Assignment. Your job is to report every line of the entries that has "Router".

[App and web page records]
++++++++
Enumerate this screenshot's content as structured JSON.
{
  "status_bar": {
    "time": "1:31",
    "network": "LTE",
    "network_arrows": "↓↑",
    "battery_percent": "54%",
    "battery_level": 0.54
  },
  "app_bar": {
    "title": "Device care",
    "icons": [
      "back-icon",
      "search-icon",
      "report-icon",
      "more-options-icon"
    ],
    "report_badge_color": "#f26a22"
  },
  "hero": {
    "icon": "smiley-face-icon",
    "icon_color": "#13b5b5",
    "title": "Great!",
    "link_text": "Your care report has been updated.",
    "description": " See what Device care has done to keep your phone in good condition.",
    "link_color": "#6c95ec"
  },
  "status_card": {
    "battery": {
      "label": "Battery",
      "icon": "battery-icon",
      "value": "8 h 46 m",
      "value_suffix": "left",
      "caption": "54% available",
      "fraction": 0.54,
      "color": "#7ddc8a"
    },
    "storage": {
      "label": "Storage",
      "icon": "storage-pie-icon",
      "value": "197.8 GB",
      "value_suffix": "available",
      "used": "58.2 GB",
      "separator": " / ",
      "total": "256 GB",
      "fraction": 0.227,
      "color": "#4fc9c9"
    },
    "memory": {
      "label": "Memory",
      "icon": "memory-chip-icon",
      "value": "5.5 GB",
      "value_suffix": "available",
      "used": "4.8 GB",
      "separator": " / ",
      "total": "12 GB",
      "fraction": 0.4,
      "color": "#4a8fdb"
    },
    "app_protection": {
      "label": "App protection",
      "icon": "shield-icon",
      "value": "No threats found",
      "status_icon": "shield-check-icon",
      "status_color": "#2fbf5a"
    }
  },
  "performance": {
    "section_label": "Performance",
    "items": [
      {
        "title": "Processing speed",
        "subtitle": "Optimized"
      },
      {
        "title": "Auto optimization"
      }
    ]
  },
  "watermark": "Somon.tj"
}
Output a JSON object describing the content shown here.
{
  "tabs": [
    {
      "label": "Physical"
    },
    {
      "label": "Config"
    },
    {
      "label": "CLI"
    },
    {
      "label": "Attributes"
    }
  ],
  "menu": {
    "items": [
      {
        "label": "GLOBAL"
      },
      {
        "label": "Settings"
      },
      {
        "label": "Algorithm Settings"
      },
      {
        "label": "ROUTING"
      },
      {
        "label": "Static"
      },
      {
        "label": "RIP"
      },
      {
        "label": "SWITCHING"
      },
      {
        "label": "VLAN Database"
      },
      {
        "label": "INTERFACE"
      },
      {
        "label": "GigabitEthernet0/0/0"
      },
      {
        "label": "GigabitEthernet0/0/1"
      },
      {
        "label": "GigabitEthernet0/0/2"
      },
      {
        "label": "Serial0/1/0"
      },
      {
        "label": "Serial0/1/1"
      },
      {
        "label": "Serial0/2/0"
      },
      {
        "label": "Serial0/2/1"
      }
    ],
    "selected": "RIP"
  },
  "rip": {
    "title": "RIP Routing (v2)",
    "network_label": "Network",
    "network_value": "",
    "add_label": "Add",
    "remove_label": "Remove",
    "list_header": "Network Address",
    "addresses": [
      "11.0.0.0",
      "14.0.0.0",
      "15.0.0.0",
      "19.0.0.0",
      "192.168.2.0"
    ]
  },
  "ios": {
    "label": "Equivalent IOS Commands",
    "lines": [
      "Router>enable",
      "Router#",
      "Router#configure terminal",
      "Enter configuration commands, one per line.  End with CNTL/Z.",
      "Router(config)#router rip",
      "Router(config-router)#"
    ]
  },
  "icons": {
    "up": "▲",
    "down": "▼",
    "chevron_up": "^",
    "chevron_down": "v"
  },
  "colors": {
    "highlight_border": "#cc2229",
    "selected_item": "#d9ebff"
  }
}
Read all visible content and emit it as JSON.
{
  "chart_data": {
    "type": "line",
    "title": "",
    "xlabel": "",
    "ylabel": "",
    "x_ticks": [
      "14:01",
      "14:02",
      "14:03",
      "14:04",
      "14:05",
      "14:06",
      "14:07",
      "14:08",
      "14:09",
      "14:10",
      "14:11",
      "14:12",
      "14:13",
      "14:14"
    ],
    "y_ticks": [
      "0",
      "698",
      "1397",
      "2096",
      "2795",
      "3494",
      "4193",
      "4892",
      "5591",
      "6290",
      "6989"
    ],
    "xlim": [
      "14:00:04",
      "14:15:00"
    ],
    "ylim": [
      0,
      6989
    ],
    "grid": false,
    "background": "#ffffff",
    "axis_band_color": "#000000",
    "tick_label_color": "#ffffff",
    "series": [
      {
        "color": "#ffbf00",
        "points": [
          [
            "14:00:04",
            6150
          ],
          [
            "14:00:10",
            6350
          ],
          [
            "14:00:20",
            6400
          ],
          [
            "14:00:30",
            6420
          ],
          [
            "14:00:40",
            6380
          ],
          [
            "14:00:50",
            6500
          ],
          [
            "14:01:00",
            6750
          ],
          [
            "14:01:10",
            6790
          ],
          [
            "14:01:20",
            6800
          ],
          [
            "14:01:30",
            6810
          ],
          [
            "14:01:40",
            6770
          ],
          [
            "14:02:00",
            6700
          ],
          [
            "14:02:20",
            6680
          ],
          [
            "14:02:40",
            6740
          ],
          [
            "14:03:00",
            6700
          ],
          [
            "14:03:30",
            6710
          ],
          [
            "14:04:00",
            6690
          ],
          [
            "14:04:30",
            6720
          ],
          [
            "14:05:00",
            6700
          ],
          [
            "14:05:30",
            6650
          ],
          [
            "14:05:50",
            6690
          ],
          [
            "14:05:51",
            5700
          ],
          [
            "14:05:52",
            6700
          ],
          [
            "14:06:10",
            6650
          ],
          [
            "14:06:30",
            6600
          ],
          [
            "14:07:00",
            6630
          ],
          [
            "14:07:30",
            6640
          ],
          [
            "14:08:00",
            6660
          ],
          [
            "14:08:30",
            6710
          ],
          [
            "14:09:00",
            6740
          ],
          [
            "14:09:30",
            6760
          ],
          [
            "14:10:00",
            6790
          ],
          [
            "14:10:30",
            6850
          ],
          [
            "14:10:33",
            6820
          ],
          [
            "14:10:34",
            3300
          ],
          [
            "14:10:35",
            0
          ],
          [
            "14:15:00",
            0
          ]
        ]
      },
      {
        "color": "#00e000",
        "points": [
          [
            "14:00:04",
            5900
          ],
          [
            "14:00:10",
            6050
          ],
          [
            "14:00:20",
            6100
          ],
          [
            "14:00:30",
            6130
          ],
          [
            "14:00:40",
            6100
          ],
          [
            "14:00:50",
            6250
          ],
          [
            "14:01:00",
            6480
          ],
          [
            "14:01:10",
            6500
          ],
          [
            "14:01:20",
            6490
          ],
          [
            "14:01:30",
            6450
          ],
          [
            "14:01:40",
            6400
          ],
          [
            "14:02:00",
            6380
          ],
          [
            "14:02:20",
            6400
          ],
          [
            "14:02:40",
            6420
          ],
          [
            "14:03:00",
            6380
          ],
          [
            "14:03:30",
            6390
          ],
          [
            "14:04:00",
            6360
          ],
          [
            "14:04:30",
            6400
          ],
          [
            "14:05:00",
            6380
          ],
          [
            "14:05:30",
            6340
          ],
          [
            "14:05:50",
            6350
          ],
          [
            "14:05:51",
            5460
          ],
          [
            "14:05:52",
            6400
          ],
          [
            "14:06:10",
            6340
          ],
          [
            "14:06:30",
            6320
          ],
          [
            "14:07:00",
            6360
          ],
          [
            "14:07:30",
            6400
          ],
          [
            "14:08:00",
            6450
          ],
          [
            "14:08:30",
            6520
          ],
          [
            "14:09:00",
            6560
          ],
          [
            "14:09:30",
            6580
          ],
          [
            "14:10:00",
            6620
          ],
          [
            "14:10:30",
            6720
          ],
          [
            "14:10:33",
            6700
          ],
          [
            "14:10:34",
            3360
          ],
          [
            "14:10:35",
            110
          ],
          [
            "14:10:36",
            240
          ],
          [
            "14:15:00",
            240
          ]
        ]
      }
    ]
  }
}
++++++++
Exercise output.
      "Router>enable",
      "Router#",
      "Router#configure terminal",
      "Router(config)#router rip",
      "Router(config-router)#"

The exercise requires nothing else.